How you gonna keep 'em down on the farm after they've played hockey? In "Youngblood," an aspiring hockey player named Dean Youngblood (a typically soulless Rob Lowe) throws down his pitchfork, goes off to Canada to play in a junior league and, also, becomes a man.
How does he become a man? I was afraid you'd ask that.
First, there's girls. He stays at the boarding house of one Miss McGill (Fionulla Flanagan), a tart with a thing for hockey players. There goes the virginity. Next, he's wandering in the halls outside the locker room, wearing only a jockstrap, when Jessie (Cynthia Gibb), a minx out of the files of Humbert Humbert, stumbles upon his bare bum. This is known as a "cute meet." And you'll never guess, but do you know who Jessie is? The coach's daughter!!!!!!!
Then, there's fighting. Dean has this crazy idea that hockey is about putting the puck in the net. What a sap. After his best friend on the team, Sutton (an amiable Patrick Swayze), gets his skull caved in by the league enforcer, Racki (George Finn), Dean realizes that being a man means more than skating.
This is real paint-by-the-numbers stuff -- "Youngblood" states every theme and conflict explicitly, and more than once (in case you were out getting popcorn the first time). Besides the aforementioned cute meet, there is a drinking scene and a sex montage and a gross-out number (girl laughing into straw blows drink all over face) and an Argument With Girlfriend About What's Really Important in Life and a Dark Night of the Soul and . . .

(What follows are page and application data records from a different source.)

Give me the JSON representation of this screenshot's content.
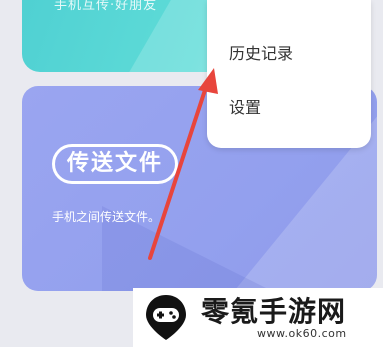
{
  "top_card": {
    "partial_text": "手机互传·好朋友"
  },
  "transfer_card": {
    "title": "传送文件",
    "subtitle": "手机之间传送文件。"
  },
  "menu": {
    "items": [
      {
        "label": "历史记录"
      },
      {
        "label": "设置"
      }
    ]
  },
  "watermark": {
    "brand": "零氪手游网",
    "url": "www.ok60.com"
  },
  "colors": {
    "teal_card": "#4fd0d2",
    "purple_card": "#9aa5f0",
    "arrow": "#e8453c",
    "menu_bg": "#ffffff"
  }
}
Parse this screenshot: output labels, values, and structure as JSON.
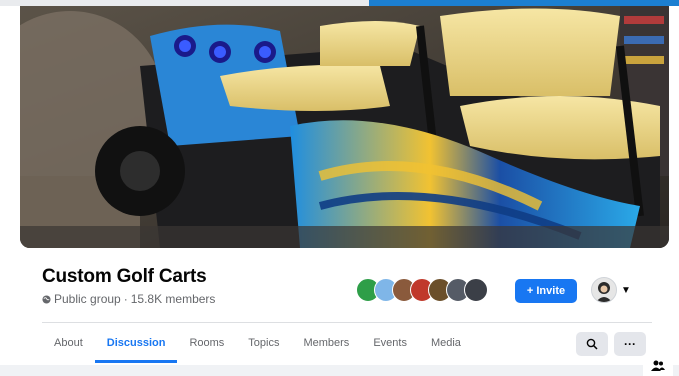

Writer-director Peter Markle has said that he's always been captivated by the "fluidity" of hockey, but he's composed "Youngblood" in the style of "Rocky IV," all close-ups of skates, slow motion, and a menacing "Bwaaaaaaah!" on the synthesizer score, as the evil Racki sneers for the camera. (There's even a "Rocky"-style training montage, complete with heavy bag silhouetted against sunset and situps in the barn.) The poor coach in "Youngblood" complains that hockey players don't have the heart they used to have. Sometimes I feel the same way about filmmakers.
Youngblood, at area theaters, is rated R, and contains nudity, sexual situations, profanity and violence.